This city girl actually grew up two doors down from a working farm. A field of sweet corn stretched into the horizon on the other side of our back fence. It wasn’t exactly Little House on the Prairie, but I grew up on the edge of a city in Essex County, home to “Canada’s Tomato Capital.”
My dad, the son of Italian immigrants, kept a large garden and a yard full of fruit trees. A tangle of strawberries grew along our fence beneath clusters of grapes clinging above. Our summer table was always full of fresh lettuce, tomatoes, peppers and beans.
I have lots of childhood memories around food. I can vaguely remember the annual smelt run : a night time trip to Lake Erie, watching groups of men in hip waders dragging nets to the shore and then feasting on platters piled high with the small, silver and golden fried fish. As kids we were used to frequent and sudden stops along the highway. My mother had an uncanny talent for spotting a patch of wild asparagus growing along the roadside and she kept a paring knife in the glove compartment for just such opportunities. I can remember one summer weekend in particular: the picnic tables were laid end to end and our yard was filled with cousins all waiting for … a whole pig that had been roasting on a spit since early that morning.
Growing up, I knew where my food came from. I knew that beans grew on vines, radishes grew under the ground and that fish have guts. Now I’m raising my son in the heart of an urban centre. And I’m grateful to live in a city where these wonderful, seasonal ingredients are accessible to us, that Ontario farmers make the effort to bring the bounty to us in downtown Toronto.
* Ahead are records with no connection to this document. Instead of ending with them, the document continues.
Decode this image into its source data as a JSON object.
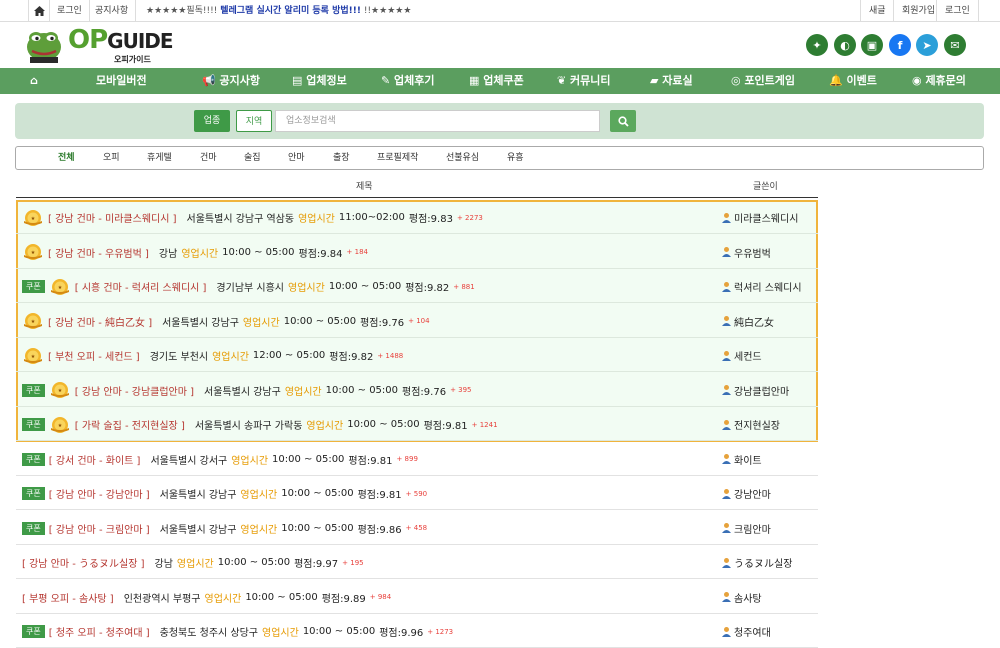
{
  "topbar": {
    "login": "로그인",
    "notice_link": "공지사항",
    "notice_prefix": "★★★★★필독!!!! ",
    "notice_bold": "텔레그램 실시간 알리미 등록 방법!!!",
    "notice_suffix": " !!★★★★★",
    "right": [
      "새글",
      "회원가입",
      "로그인"
    ]
  },
  "logo": {
    "main_op": "OP",
    "main_guide": "GUIDE",
    "sub": "오피가이드"
  },
  "social_icons": [
    {
      "name": "party-icon",
      "color": "#2e7d32",
      "glyph": "🎉"
    },
    {
      "name": "profile-icon",
      "color": "#2e7d32",
      "glyph": "◐"
    },
    {
      "name": "sim-card-icon",
      "color": "#2e7d32",
      "glyph": "▣"
    },
    {
      "name": "facebook-icon",
      "color": "#1877f2",
      "glyph": "f"
    },
    {
      "name": "telegram-icon",
      "color": "#2b9fd9",
      "glyph": "➤"
    },
    {
      "name": "mail-icon",
      "color": "#2e7d32",
      "glyph": "✉"
    }
  ],
  "nav": [
    "모바일버전",
    "공지사항",
    "업체정보",
    "업체후기",
    "업체쿠폰",
    "커뮤니티",
    "자료실",
    "포인트게임",
    "이벤트",
    "제휴문의"
  ],
  "search": {
    "btn_type": "업종",
    "btn_region": "지역",
    "placeholder": "업소정보검색"
  },
  "categories": [
    "전체",
    "오피",
    "휴게텔",
    "건마",
    "술집",
    "안마",
    "출장",
    "프로필제작",
    "선불유심",
    "유흥"
  ],
  "table": {
    "col_title": "제목",
    "col_author": "글쓴이"
  },
  "rows": [
    {
      "coupon": false,
      "medal": true,
      "bracket": "[ 강남 건마 - 미라클스웨디시 ]",
      "addr": "서울특별시 강남구 역삼동",
      "hours_label": "영업시간",
      "hours": "11:00~02:00",
      "score": "평점:9.83",
      "plus": "+ 2273",
      "author": "미라클스웨디시",
      "premium": true
    },
    {
      "coupon": false,
      "medal": true,
      "bracket": "[ 강남 건마 - 우유범벅 ]",
      "addr": "강남",
      "hours_label": "영업시간",
      "hours": "10:00 ~ 05:00",
      "score": "평점:9.84",
      "plus": "+ 184",
      "author": "우유범벅",
      "premium": true
    },
    {
      "coupon": true,
      "medal": true,
      "bracket": "[ 시흥 건마 - 럭셔리 스웨디시 ]",
      "addr": "경기남부 시흥시",
      "hours_label": "영업시간",
      "hours": "10:00 ~ 05:00",
      "score": "평점:9.82",
      "plus": "+ 881",
      "author": "럭셔리 스웨디시",
      "premium": true
    },
    {
      "coupon": false,
      "medal": true,
      "bracket": "[ 강남 건마 - 純白乙女 ]",
      "addr": "서울특별시 강남구",
      "hours_label": "영업시간",
      "hours": "10:00 ~ 05:00",
      "score": "평점:9.76",
      "plus": "+ 104",
      "author": "純白乙女",
      "premium": true
    },
    {
      "coupon": false,
      "medal": true,
      "bracket": "[ 부천 오피 - 세컨드 ]",
      "addr": "경기도 부천시",
      "hours_label": "영업시간",
      "hours": "12:00 ~ 05:00",
      "score": "평점:9.82",
      "plus": "+ 1488",
      "author": "세컨드",
      "premium": true
    },
    {
      "coupon": true,
      "medal": true,
      "bracket": "[ 강남 안마 - 강남클럽안마 ]",
      "addr": "서울특별시 강남구",
      "hours_label": "영업시간",
      "hours": "10:00 ~ 05:00",
      "score": "평점:9.76",
      "plus": "+ 395",
      "author": "강남클럽안마",
      "premium": true
    },
    {
      "coupon": true,
      "medal": true,
      "bracket": "[ 가락 술집 - 전지현실장 ]",
      "addr": "서울특별시 송파구 가락동",
      "hours_label": "영업시간",
      "hours": "10:00 ~ 05:00",
      "score": "평점:9.81",
      "plus": "+ 1241",
      "author": "전지현실장",
      "premium": true
    },
    {
      "coupon": true,
      "medal": false,
      "bracket": "[ 강서 건마 - 화이트 ]",
      "addr": "서울특별시 강서구",
      "hours_label": "영업시간",
      "hours": "10:00 ~ 05:00",
      "score": "평점:9.81",
      "plus": "+ 899",
      "author": "화이트",
      "premium": false
    },
    {
      "coupon": true,
      "medal": false,
      "bracket": "[ 강남 안마 - 강남안마 ]",
      "addr": "서울특별시 강남구",
      "hours_label": "영업시간",
      "hours": "10:00 ~ 05:00",
      "score": "평점:9.81",
      "plus": "+ 590",
      "author": "강남안마",
      "premium": false
    },
    {
      "coupon": true,
      "medal": false,
      "bracket": "[ 강남 안마 - 크림안마 ]",
      "addr": "서울특별시 강남구",
      "hours_label": "영업시간",
      "hours": "10:00 ~ 05:00",
      "score": "평점:9.86",
      "plus": "+ 458",
      "author": "크림안마",
      "premium": false
    },
    {
      "coupon": false,
      "medal": false,
      "bracket": "[ 강남 안마 - うるヌル실장 ]",
      "addr": "강남",
      "hours_label": "영업시간",
      "hours": "10:00 ~ 05:00",
      "score": "평점:9.97",
      "plus": "+ 195",
      "author": "うるヌル실장",
      "premium": false
    },
    {
      "coupon": false,
      "medal": false,
      "bracket": "[ 부평 오피 - 솜사탕 ]",
      "addr": "인천광역시 부평구",
      "hours_label": "영업시간",
      "hours": "10:00 ~ 05:00",
      "score": "평점:9.89",
      "plus": "+ 984",
      "author": "솜사탕",
      "premium": false
    },
    {
      "coupon": true,
      "medal": false,
      "bracket": "[ 청주 오피 - 청주여대 ]",
      "addr": "충청북도 청주시 상당구",
      "hours_label": "영업시간",
      "hours": "10:00 ~ 05:00",
      "score": "평점:9.96",
      "plus": "+ 1273",
      "author": "청주여대",
      "premium": false
    }
  ],
  "coupon_label": "쿠폰",
  "colors": {
    "brand_green": "#5b9e5f",
    "premium_border": "#f0b43c",
    "bracket_red": "#b5352f",
    "hours_orange": "#e69a00"
  }
}
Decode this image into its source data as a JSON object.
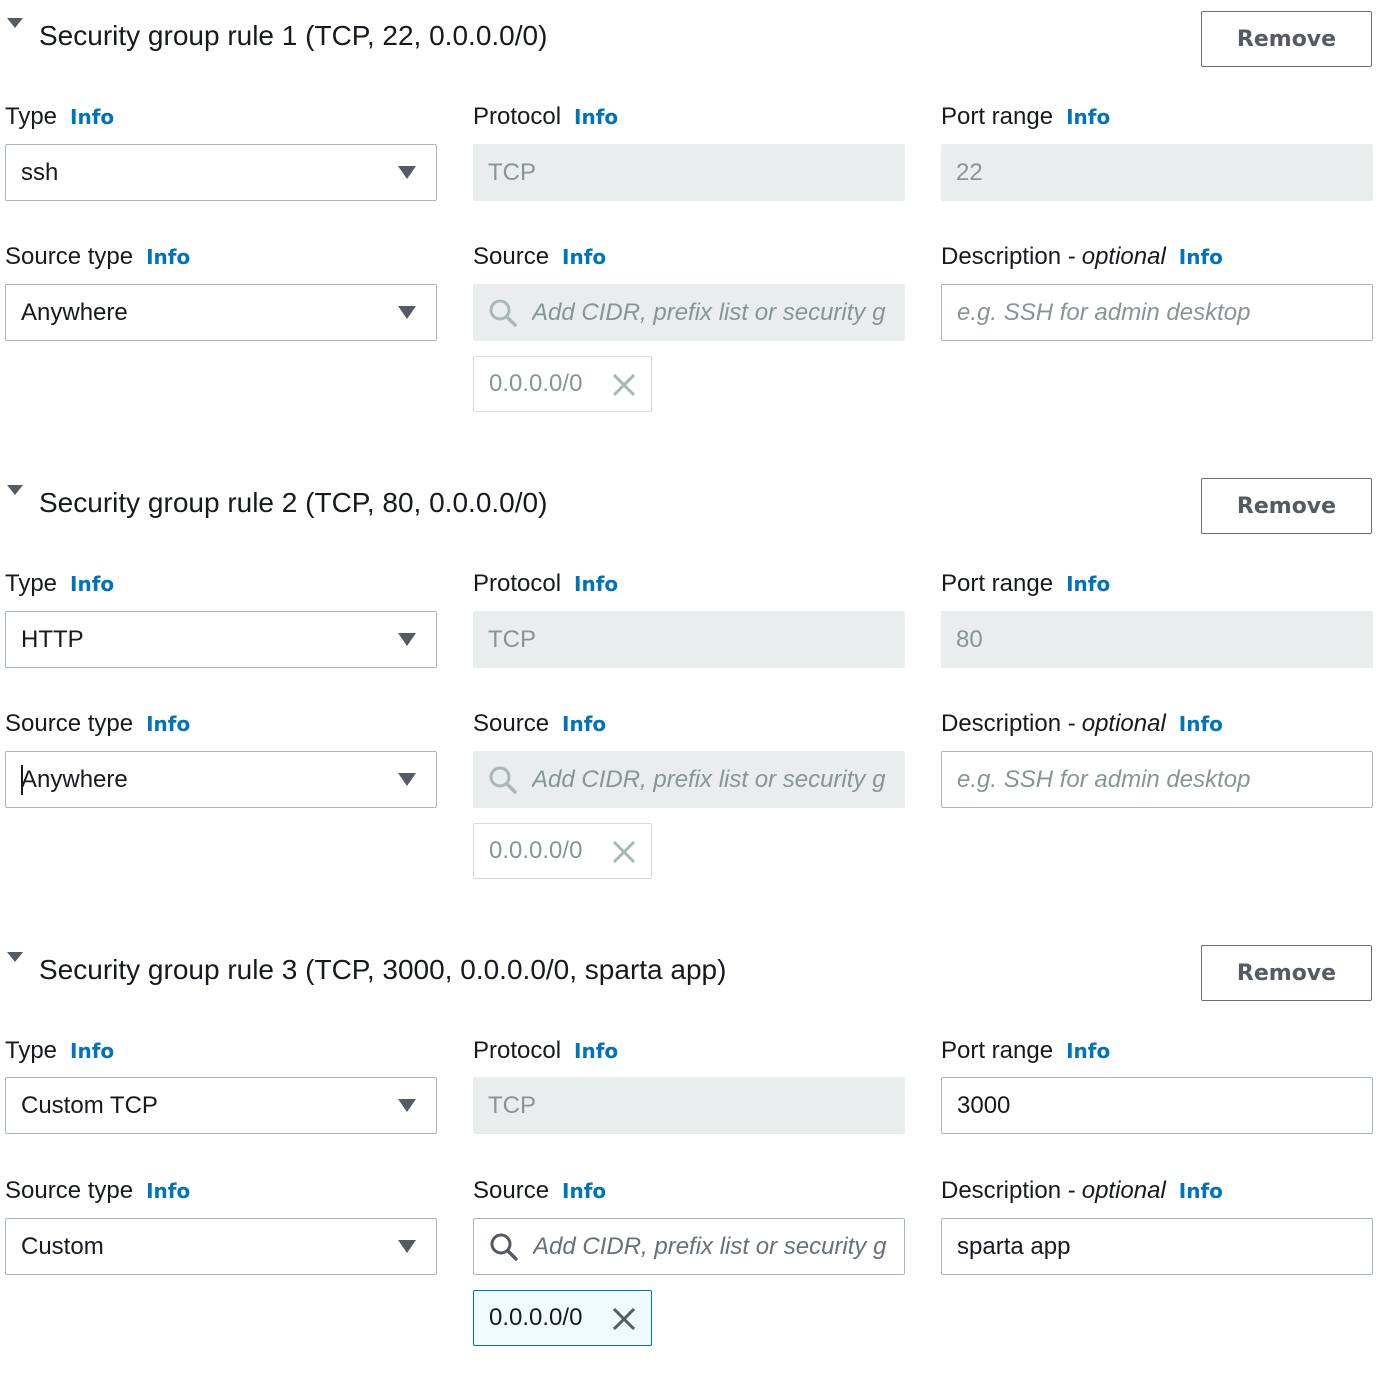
{
  "labels": {
    "type": "Type",
    "protocol": "Protocol",
    "port_range": "Port range",
    "source_type": "Source type",
    "source": "Source",
    "description": "Description -",
    "optional": "optional",
    "info": "Info",
    "remove": "Remove",
    "source_placeholder": "Add CIDR, prefix list or security g",
    "description_placeholder": "e.g. SSH for admin desktop"
  },
  "rules": [
    {
      "title": "Security group rule 1 (TCP, 22, 0.0.0.0/0)",
      "type": "ssh",
      "protocol": "TCP",
      "port_range": "22",
      "source_type": "Anywhere",
      "source_token": "0.0.0.0/0",
      "description": ""
    },
    {
      "title": "Security group rule 2 (TCP, 80, 0.0.0.0/0)",
      "type": "HTTP",
      "protocol": "TCP",
      "port_range": "80",
      "source_type": "Anywhere",
      "source_token": "0.0.0.0/0",
      "description": ""
    },
    {
      "title": "Security group rule 3 (TCP, 3000, 0.0.0.0/0, sparta app)",
      "type": "Custom TCP",
      "protocol": "TCP",
      "port_range": "3000",
      "source_type": "Custom",
      "source_token": "0.0.0.0/0",
      "description": "sparta app"
    }
  ],
  "colors": {
    "info_link": "#0073bb",
    "disabled_bg": "#eaeded",
    "input_border": "#aab7b8",
    "token_active_border": "#0073bb"
  },
  "icons": [
    "caret-down-icon",
    "search-icon",
    "close-icon"
  ]
}
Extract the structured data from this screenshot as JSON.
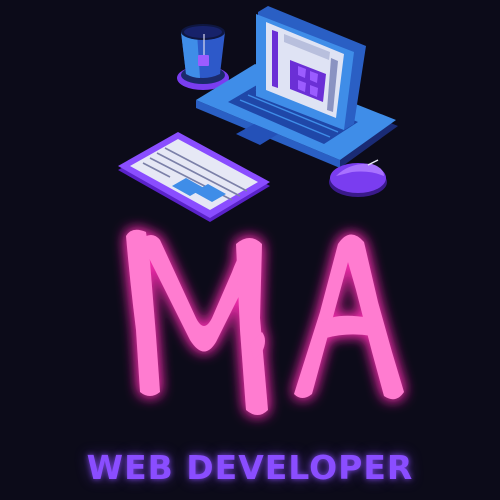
{
  "logo": {
    "monogram": "MA",
    "tagline": "WEB DEVELOPER",
    "monogram_icon": "ma-brush-letters",
    "illustration_icons": [
      "coffee-cup-icon",
      "laptop-icon",
      "tablet-icon",
      "mouse-icon"
    ]
  },
  "colors": {
    "background": "#0c0b19",
    "monogram": "#ff7bd0",
    "monogram_glow": "#ff2fb4",
    "tagline": "#8a4dff",
    "laptop_blue": "#3f8de8",
    "accent_purple": "#7a3df0"
  }
}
Everything that the seasons have to offer is available to us, at farmers markets in downtown and neighbourhood locations on days throughout the week. All year long I shop at the north (farmers’) market at St. Lawrence Market or Evergreen Brickworks. And throughout the summer I supplement our menu with fresh produce from a midweek, lunch hour visit to one of the farmers’ markets held downtown close to my office. (You can find a listing of locations here.)
Our growing season is short – and that’s what makes it precious. A few of the markets move to indoor venues throughout the winter season. Pickings are slimmer, but I visit faithfully for my fix of local ingredients. Where else can you find things like quail eggs or puffballs or seven different kinds of heirloom tomatoes?
Farmers’ markets are also an excellent place to sample unique and interesting gourmet and ethnic dishes from vendors. I particularly like the Nepalese momos I found at the Sick Kids’ farmers’ market on Tuesdays, and gourmet popsicles at Nathan Phillips Square on Wednesdays, and the (Monforte Dairy) grilled cheese sandwiches with caramelized onions at Evergreen Brickworks…
Not everything I buy is organic and even if the food is grown locally, there’s a good chance it came from a greenhouse or was grown hydroponically. With the onset of debate over ethics and safety in food – I just like to feel a little closer to the source. I like to buy my potatoes with dirt still on them. And I’m not offended if we find an occasional snail nesting in the lettuce, I know that they both came from nature.
And at the end of the season I’m busy in a desperate effort to compile a hoard, to preserve a little bit of summer to get us through the dark days of February. Until we round the corner and market stalls reappear in the springtime.